The problem with people who march in protest of big government and taxes is that they never seem to acknowledge just how much they depend on the very government those tax dollars support. Case in point: I spent several hours Saturday attending the big “9/12” march in DC, brought to you by the same people who organized the Tax Day “tea parties” and rowdy health care town hall meetings. Tens of thousands of conservatives and libertarians fanned out across Pennsylvania Avenue and the Capitol lawn, decrying the federal stimulus package, the bailout of Wall Street, and the “czaring” or America.

All that marching and ranting was apparently too much for some folks; several “patriots” suffered medical emergencies and had to be rescued by paramedics—that is, by big government. Or at least local government. Several children also got lost (perhaps because they all seemed to be wearing camo). But the event organizers failed to see the irony in bashing government as the root of all evil one minute and the next, urging little Johnny to find a policeman (and likely stimulus beneficiary) to help him find his mom. (Some in the crowd did suggest people pray for the little tyke, however.)

This kind of disconnect seemed to infuse one of the larger conservative protests in recent memory. What, exactly, did all these protesters want? Who knows? Their message was as muddled as any Starbucks-vandalizing-World Bank protester’s. Some wanted an end to illegal immigration. Others wanted to abolish the auto czar. A few protested “cap and tax” and carried signs suggesting that CO2 emissions came from the sun. One guy carried a poster with photos of Nancy Pelosi, Harry Reid, Ben Bernanke, Obama and others, all wearing Hitler mustaches—in protest of the socialism that was taking over the country. More just seemed to hate Obama generally, along with ACORN and Ted Kennedy. (A popular sign: “Obamacare should die with Ted Kennedy.”)

When bank robber Willie Sutton was asked why he knocked over those temples of finance, he famously replied: "Because that's where the money is."

Duh.

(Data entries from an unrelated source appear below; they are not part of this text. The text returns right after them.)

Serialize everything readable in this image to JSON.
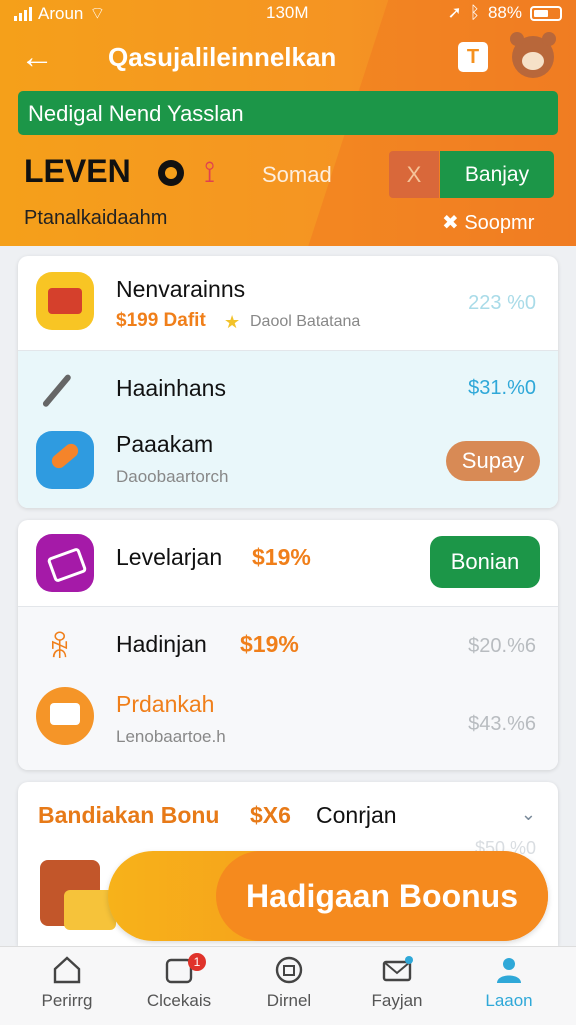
{
  "status": {
    "carrier": "Aroun",
    "time": "130M",
    "battery": "88%"
  },
  "header": {
    "title": "Qasujalileinnelkan",
    "notice": "Nedigal Nend Yasslan",
    "level_label": "LEVEN",
    "somad": "Somad",
    "x_label": "X",
    "banjay": "Banjay",
    "subtitle": "Ptanalkaidaahm",
    "soopmr": "Soopmr"
  },
  "card1": {
    "items": [
      {
        "title": "Nenvarainns",
        "promo": "$199 Dafit",
        "star_text": "Daool Batatana",
        "price": "223 %0"
      },
      {
        "title": "Haainhans",
        "price": "$31.%0"
      },
      {
        "title": "Paaakam",
        "desc": "Daoobaartorch",
        "button": "Supay"
      }
    ]
  },
  "card2": {
    "items": [
      {
        "title": "Levelarjan",
        "discount": "$19%",
        "button": "Bonian"
      },
      {
        "title": "Hadinjan",
        "discount": "$19%",
        "price": "$20.%6"
      },
      {
        "title": "Prdankah",
        "desc": "Lenobaartoe.h",
        "price": "$43.%6"
      }
    ]
  },
  "bonus": {
    "title": "Bandiakan Bonu",
    "mid": "$X6",
    "end": "Conrjan",
    "faded_price": "$50.%0",
    "cta": "Hadigaan Boonus"
  },
  "tabs": [
    {
      "label": "Perirrg",
      "icon": "home-icon"
    },
    {
      "label": "Clcekais",
      "icon": "cards-icon",
      "badge": "1"
    },
    {
      "label": "Dirnel",
      "icon": "package-icon"
    },
    {
      "label": "Fayjan",
      "icon": "mail-icon"
    },
    {
      "label": "Laaon",
      "icon": "person-icon"
    }
  ],
  "colors": {
    "primary_orange": "#f5a01a",
    "green": "#1c9648",
    "accent_blue": "#2fa8d8"
  }
}
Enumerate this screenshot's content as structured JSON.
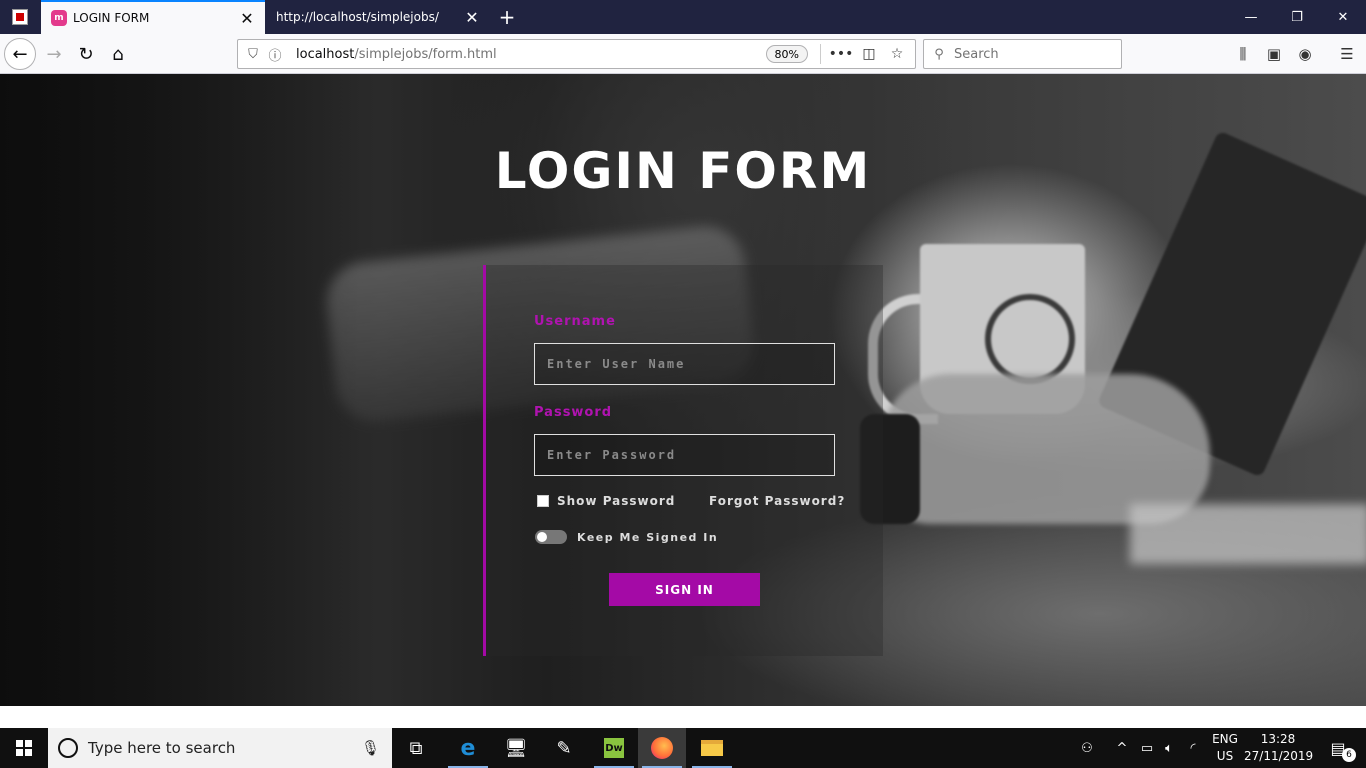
{
  "browser": {
    "tabs": [
      {
        "label": "LOGIN FORM",
        "active": true,
        "favicon": "site-icon"
      },
      {
        "label": "http://localhost/simplejobs/",
        "active": false
      }
    ],
    "url_host": "localhost",
    "url_path": "/simplejobs/form.html",
    "zoom": "80%",
    "search_placeholder": "Search"
  },
  "page": {
    "title": "LOGIN FORM",
    "accent_color": "#a40aa6",
    "form": {
      "username_label": "Username",
      "username_placeholder": "Enter User Name",
      "password_label": "Password",
      "password_placeholder": "Enter Password",
      "show_password_label": "Show Password",
      "forgot_password_label": "Forgot Password?",
      "keep_signed_in_label": "Keep Me Signed In",
      "signin_label": "SIGN IN"
    }
  },
  "taskbar": {
    "search_placeholder": "Type here to search",
    "apps": [
      "task-view-icon",
      "edge-icon",
      "network-icon",
      "notepad-icon",
      "dreamweaver-icon",
      "firefox-icon",
      "file-explorer-icon"
    ],
    "dw_label": "Dw",
    "lang_top": "ENG",
    "lang_bottom": "US",
    "time": "13:28",
    "date": "27/11/2019",
    "notification_count": "6"
  }
}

And yet, even with a growing understanding of global warming and the realization that fossil fuels are finite, we're having a hard time implementing Mr. Sutton's wise, if obvious, rule: get the biggest bang for your buck. (Actually, Sutton's rule is more accurately rephrased as "getting the biggest bucks for your bang.")